Task description
Write all of the entries again. Keep them exactly as they are.

====

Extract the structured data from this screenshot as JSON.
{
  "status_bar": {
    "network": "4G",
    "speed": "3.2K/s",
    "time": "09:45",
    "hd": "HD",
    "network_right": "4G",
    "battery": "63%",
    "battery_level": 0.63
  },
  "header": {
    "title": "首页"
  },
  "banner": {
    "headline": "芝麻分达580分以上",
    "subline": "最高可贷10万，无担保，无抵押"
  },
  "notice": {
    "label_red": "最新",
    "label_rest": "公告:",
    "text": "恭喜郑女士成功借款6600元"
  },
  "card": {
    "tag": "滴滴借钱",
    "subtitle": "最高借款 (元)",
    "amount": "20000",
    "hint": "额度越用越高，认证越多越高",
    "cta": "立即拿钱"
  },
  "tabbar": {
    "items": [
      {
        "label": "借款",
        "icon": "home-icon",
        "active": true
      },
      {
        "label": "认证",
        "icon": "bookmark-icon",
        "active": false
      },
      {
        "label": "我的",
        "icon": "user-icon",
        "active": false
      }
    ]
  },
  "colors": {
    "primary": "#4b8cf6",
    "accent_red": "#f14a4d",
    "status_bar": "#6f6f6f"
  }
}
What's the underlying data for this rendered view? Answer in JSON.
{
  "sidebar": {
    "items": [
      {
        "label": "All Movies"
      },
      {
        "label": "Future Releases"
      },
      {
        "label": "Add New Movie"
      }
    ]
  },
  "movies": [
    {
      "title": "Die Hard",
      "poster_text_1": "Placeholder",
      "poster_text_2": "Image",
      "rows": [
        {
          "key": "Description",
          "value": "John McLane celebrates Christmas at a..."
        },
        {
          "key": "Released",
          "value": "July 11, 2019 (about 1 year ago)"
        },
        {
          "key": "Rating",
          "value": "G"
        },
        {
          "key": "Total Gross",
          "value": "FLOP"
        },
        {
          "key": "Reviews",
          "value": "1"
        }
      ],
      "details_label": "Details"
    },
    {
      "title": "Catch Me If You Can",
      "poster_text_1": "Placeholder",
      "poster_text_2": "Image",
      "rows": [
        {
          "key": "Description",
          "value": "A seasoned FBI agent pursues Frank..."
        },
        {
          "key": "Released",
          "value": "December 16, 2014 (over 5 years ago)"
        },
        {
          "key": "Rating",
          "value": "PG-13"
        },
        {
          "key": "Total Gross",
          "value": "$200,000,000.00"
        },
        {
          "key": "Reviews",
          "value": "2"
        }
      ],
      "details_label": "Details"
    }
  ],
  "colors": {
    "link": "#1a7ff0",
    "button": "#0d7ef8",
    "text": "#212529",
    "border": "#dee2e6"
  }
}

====

Answer box
Extract the structured data from this screenshot as JSON.
{
  "status_bar": {
    "network": "4G",
    "speed": "3.2K/s",
    "time": "09:45",
    "hd": "HD",
    "network_right": "4G",
    "battery": "63%",
    "battery_level": 0.63
  },
  "header": {
    "title": "首页"
  },
  "banner": {
    "headline": "芝麻分达580分以上",
    "subline": "最高可贷10万，无担保，无抵押"
  },
  "notice": {
    "label_red": "最新",
    "label_rest": "公告:",
    "text": "恭喜郑女士成功借款6600元"
  },
  "card": {
    "tag": "滴滴借钱",
    "subtitle": "最高借款 (元)",
    "amount": "20000",
    "hint": "额度越用越高，认证越多越高",
    "cta": "立即拿钱"
  },
  "tabbar": {
    "items": [
      {
        "label": "借款",
        "icon": "home-icon",
        "active": true
      },
      {
        "label": "认证",
        "icon": "bookmark-icon",
        "active": false
      },
      {
        "label": "我的",
        "icon": "user-icon",
        "active": false
      }
    ]
  },
  "colors": {
    "primary": "#4b8cf6",
    "accent_red": "#f14a4d",
    "status_bar": "#6f6f6f"
  }
}
What's the underlying data for this rendered view? Answer in JSON.
{
  "sidebar": {
    "items": [
      {
        "label": "All Movies"
      },
      {
        "label": "Future Releases"
      },
      {
        "label": "Add New Movie"
      }
    ]
  },
  "movies": [
    {
      "title": "Die Hard",
      "poster_text_1": "Placeholder",
      "poster_text_2": "Image",
      "rows": [
        {
          "key": "Description",
          "value": "John McLane celebrates Christmas at a..."
        },
        {
          "key": "Released",
          "value": "July 11, 2019 (about 1 year ago)"
        },
        {
          "key": "Rating",
          "value": "G"
        },
        {
          "key": "Total Gross",
          "value": "FLOP"
        },
        {
          "key": "Reviews",
          "value": "1"
        }
      ],
      "details_label": "Details"
    },
    {
      "title": "Catch Me If You Can",
      "poster_text_1": "Placeholder",
      "poster_text_2": "Image",
      "rows": [
        {
          "key": "Description",
          "value": "A seasoned FBI agent pursues Frank..."
        },
        {
          "key": "Released",
          "value": "December 16, 2014 (over 5 years ago)"
        },
        {
          "key": "Rating",
          "value": "PG-13"
        },
        {
          "key": "Total Gross",
          "value": "$200,000,000.00"
        },
        {
          "key": "Reviews",
          "value": "2"
        }
      ],
      "details_label": "Details"
    }
  ],
  "colors": {
    "link": "#1a7ff0",
    "button": "#0d7ef8",
    "text": "#212529",
    "border": "#dee2e6"
  }
}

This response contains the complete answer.